>>

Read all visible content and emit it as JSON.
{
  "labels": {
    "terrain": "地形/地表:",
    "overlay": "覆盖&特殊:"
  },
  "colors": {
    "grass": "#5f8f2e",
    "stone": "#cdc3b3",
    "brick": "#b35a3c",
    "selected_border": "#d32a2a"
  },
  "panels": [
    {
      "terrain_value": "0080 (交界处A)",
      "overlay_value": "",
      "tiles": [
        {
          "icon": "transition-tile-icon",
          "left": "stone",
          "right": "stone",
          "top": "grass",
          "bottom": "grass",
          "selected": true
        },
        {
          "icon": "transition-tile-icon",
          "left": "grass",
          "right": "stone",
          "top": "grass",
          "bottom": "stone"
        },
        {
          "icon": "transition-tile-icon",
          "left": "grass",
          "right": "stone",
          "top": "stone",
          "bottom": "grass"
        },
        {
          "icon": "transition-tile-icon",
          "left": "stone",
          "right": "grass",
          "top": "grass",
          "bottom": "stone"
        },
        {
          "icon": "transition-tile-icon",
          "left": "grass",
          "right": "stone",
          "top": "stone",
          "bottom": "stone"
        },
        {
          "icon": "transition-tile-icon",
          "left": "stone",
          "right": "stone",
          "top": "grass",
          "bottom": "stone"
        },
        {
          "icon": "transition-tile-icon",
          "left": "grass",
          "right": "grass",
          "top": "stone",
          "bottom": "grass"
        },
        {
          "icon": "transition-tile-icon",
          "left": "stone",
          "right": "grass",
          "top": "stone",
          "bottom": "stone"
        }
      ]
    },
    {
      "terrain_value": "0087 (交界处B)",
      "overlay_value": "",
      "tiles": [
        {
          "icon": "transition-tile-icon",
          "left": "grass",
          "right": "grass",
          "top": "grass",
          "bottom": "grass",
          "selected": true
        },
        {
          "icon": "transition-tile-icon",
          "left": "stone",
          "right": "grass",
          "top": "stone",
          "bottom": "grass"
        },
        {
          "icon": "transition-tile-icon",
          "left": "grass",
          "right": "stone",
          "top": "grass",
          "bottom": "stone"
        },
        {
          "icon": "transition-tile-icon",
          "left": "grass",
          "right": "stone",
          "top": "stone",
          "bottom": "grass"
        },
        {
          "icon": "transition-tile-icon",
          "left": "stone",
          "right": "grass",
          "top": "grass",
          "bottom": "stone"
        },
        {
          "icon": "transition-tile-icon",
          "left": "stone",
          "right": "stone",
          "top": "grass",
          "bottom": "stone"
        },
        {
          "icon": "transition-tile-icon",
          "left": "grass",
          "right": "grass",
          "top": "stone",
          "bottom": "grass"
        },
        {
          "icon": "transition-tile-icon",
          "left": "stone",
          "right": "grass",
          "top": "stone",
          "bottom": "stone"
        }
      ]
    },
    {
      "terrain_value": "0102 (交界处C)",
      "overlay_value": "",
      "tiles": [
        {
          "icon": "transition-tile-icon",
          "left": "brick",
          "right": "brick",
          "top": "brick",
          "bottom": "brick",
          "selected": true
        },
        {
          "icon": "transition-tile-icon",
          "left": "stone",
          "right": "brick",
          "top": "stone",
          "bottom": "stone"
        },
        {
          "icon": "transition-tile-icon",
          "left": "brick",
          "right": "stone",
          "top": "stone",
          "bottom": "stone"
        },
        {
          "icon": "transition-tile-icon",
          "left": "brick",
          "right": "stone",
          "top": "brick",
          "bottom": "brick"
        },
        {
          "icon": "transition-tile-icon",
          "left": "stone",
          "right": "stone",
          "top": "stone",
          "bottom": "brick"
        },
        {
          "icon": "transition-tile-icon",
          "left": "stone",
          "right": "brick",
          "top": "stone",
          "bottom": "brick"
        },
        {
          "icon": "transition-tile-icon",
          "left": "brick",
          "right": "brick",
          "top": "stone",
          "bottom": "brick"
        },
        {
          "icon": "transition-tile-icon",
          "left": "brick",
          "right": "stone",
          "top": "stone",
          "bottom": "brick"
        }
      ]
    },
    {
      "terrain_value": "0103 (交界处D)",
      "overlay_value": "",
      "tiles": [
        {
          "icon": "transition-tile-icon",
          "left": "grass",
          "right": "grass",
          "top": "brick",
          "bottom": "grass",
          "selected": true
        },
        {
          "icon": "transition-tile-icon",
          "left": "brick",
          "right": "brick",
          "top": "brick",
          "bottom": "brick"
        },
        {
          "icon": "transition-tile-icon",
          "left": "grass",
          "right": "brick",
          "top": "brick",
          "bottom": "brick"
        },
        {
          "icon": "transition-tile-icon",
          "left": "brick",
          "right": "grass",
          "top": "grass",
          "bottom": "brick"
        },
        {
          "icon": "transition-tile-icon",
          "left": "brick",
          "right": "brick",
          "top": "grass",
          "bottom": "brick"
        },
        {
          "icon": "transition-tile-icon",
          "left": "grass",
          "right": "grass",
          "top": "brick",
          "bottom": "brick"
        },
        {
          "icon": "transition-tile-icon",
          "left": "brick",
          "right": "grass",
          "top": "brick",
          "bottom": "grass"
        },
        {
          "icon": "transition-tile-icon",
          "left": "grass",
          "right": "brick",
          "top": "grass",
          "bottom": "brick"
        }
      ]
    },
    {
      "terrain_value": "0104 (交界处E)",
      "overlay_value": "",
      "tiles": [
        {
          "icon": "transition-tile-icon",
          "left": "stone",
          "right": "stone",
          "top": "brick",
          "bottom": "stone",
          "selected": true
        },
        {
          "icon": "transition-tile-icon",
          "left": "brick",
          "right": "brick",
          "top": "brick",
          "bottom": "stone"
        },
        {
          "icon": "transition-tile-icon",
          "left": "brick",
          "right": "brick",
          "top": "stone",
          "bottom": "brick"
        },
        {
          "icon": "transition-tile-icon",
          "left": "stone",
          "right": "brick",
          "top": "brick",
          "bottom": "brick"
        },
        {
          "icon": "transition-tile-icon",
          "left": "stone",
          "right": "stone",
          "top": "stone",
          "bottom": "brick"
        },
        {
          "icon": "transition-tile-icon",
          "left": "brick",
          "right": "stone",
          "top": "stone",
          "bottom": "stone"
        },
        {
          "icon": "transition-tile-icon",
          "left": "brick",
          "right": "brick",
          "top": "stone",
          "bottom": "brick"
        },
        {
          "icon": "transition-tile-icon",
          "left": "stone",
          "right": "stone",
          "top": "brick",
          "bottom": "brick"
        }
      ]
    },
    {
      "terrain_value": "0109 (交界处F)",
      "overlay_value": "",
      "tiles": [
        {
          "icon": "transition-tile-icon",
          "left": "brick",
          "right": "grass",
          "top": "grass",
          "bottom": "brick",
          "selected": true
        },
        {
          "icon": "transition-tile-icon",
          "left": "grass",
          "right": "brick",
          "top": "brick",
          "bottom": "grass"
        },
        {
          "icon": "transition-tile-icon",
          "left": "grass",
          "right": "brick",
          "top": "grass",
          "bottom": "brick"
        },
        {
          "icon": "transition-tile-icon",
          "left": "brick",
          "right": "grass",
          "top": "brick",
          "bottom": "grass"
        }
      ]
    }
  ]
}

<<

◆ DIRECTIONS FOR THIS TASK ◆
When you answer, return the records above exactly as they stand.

◆ YOUR SOLUTION ◆
Read all visible content and emit it as JSON.
{
  "labels": {
    "terrain": "地形/地表:",
    "overlay": "覆盖&特殊:"
  },
  "colors": {
    "grass": "#5f8f2e",
    "stone": "#cdc3b3",
    "brick": "#b35a3c",
    "selected_border": "#d32a2a"
  },
  "panels": [
    {
      "terrain_value": "0080 (交界处A)",
      "overlay_value": "",
      "tiles": [
        {
          "icon": "transition-tile-icon",
          "left": "stone",
          "right": "stone",
          "top": "grass",
          "bottom": "grass",
          "selected": true
        },
        {
          "icon": "transition-tile-icon",
          "left": "grass",
          "right": "stone",
          "top": "grass",
          "bottom": "stone"
        },
        {
          "icon": "transition-tile-icon",
          "left": "grass",
          "right": "stone",
          "top": "stone",
          "bottom": "grass"
        },
        {
          "icon": "transition-tile-icon",
          "left": "stone",
          "right": "grass",
          "top": "grass",
          "bottom": "stone"
        },
        {
          "icon": "transition-tile-icon",
          "left": "grass",
          "right": "stone",
          "top": "stone",
          "bottom": "stone"
        },
        {
          "icon": "transition-tile-icon",
          "left": "stone",
          "right": "stone",
          "top": "grass",
          "bottom": "stone"
        },
        {
          "icon": "transition-tile-icon",
          "left": "grass",
          "right": "grass",
          "top": "stone",
          "bottom": "grass"
        },
        {
          "icon": "transition-tile-icon",
          "left": "stone",
          "right": "grass",
          "top": "stone",
          "bottom": "stone"
        }
      ]
    },
    {
      "terrain_value": "0087 (交界处B)",
      "overlay_value": "",
      "tiles": [
        {
          "icon": "transition-tile-icon",
          "left": "grass",
          "right": "grass",
          "top": "grass",
          "bottom": "grass",
          "selected": true
        },
        {
          "icon": "transition-tile-icon",
          "left": "stone",
          "right": "grass",
          "top": "stone",
          "bottom": "grass"
        },
        {
          "icon": "transition-tile-icon",
          "left": "grass",
          "right": "stone",
          "top": "grass",
          "bottom": "stone"
        },
        {
          "icon": "transition-tile-icon",
          "left": "grass",
          "right": "stone",
          "top": "stone",
          "bottom": "grass"
        },
        {
          "icon": "transition-tile-icon",
          "left": "stone",
          "right": "grass",
          "top": "grass",
          "bottom": "stone"
        },
        {
          "icon": "transition-tile-icon",
          "left": "stone",
          "right": "stone",
          "top": "grass",
          "bottom": "stone"
        },
        {
          "icon": "transition-tile-icon",
          "left": "grass",
          "right": "grass",
          "top": "stone",
          "bottom": "grass"
        },
        {
          "icon": "transition-tile-icon",
          "left": "stone",
          "right": "grass",
          "top": "stone",
          "bottom": "stone"
        }
      ]
    },
    {
      "terrain_value": "0102 (交界处C)",
      "overlay_value": "",
      "tiles": [
        {
          "icon": "transition-tile-icon",
          "left": "brick",
          "right": "brick",
          "top": "brick",
          "bottom": "brick",
          "selected": true
        },
        {
          "icon": "transition-tile-icon",
          "left": "stone",
          "right": "brick",
          "top": "stone",
          "bottom": "stone"
        },
        {
          "icon": "transition-tile-icon",
          "left": "brick",
          "right": "stone",
          "top": "stone",
          "bottom": "stone"
        },
        {
          "icon": "transition-tile-icon",
          "left": "brick",
          "right": "stone",
          "top": "brick",
          "bottom": "brick"
        },
        {
          "icon": "transition-tile-icon",
          "left": "stone",
          "right": "stone",
          "top": "stone",
          "bottom": "brick"
        },
        {
          "icon": "transition-tile-icon",
          "left": "stone",
          "right": "brick",
          "top": "stone",
          "bottom": "brick"
        },
        {
          "icon": "transition-tile-icon",
          "left": "brick",
          "right": "brick",
          "top": "stone",
          "bottom": "brick"
        },
        {
          "icon": "transition-tile-icon",
          "left": "brick",
          "right": "stone",
          "top": "stone",
          "bottom": "brick"
        }
      ]
    },
    {
      "terrain_value": "0103 (交界处D)",
      "overlay_value": "",
      "tiles": [
        {
          "icon": "transition-tile-icon",
          "left": "grass",
          "right": "grass",
          "top": "brick",
          "bottom": "grass",
          "selected": true
        },
        {
          "icon": "transition-tile-icon",
          "left": "brick",
          "right": "brick",
          "top": "brick",
          "bottom": "brick"
        },
        {
          "icon": "transition-tile-icon",
          "left": "grass",
          "right": "brick",
          "top": "brick",
          "bottom": "brick"
        },
        {
          "icon": "transition-tile-icon",
          "left": "brick",
          "right": "grass",
          "top": "grass",
          "bottom": "brick"
        },
        {
          "icon": "transition-tile-icon",
          "left": "brick",
          "right": "brick",
          "top": "grass",
          "bottom": "brick"
        },
        {
          "icon": "transition-tile-icon",
          "left": "grass",
          "right": "grass",
          "top": "brick",
          "bottom": "brick"
        },
        {
          "icon": "transition-tile-icon",
          "left": "brick",
          "right": "grass",
          "top": "brick",
          "bottom": "grass"
        },
        {
          "icon": "transition-tile-icon",
          "left": "grass",
          "right": "brick",
          "top": "grass",
          "bottom": "brick"
        }
      ]
    },
    {
      "terrain_value": "0104 (交界处E)",
      "overlay_value": "",
      "tiles": [
        {
          "icon": "transition-tile-icon",
          "left": "stone",
          "right": "stone",
          "top": "brick",
          "bottom": "stone",
          "selected": true
        },
        {
          "icon": "transition-tile-icon",
          "left": "brick",
          "right": "brick",
          "top": "brick",
          "bottom": "stone"
        },
        {
          "icon": "transition-tile-icon",
          "left": "brick",
          "right": "brick",
          "top": "stone",
          "bottom": "brick"
        },
        {
          "icon": "transition-tile-icon",
          "left": "stone",
          "right": "brick",
          "top": "brick",
          "bottom": "brick"
        },
        {
          "icon": "transition-tile-icon",
          "left": "stone",
          "right": "stone",
          "top": "stone",
          "bottom": "brick"
        },
        {
          "icon": "transition-tile-icon",
          "left": "brick",
          "right": "stone",
          "top": "stone",
          "bottom": "stone"
        },
        {
          "icon": "transition-tile-icon",
          "left": "brick",
          "right": "brick",
          "top": "stone",
          "bottom": "brick"
        },
        {
          "icon": "transition-tile-icon",
          "left": "stone",
          "right": "stone",
          "top": "brick",
          "bottom": "brick"
        }
      ]
    },
    {
      "terrain_value": "0109 (交界处F)",
      "overlay_value": "",
      "tiles": [
        {
          "icon": "transition-tile-icon",
          "left": "brick",
          "right": "grass",
          "top": "grass",
          "bottom": "brick",
          "selected": true
        },
        {
          "icon": "transition-tile-icon",
          "left": "grass",
          "right": "brick",
          "top": "brick",
          "bottom": "grass"
        },
        {
          "icon": "transition-tile-icon",
          "left": "grass",
          "right": "brick",
          "top": "grass",
          "bottom": "brick"
        },
        {
          "icon": "transition-tile-icon",
          "left": "brick",
          "right": "grass",
          "top": "brick",
          "bottom": "grass"
        }
      ]
    }
  ]
}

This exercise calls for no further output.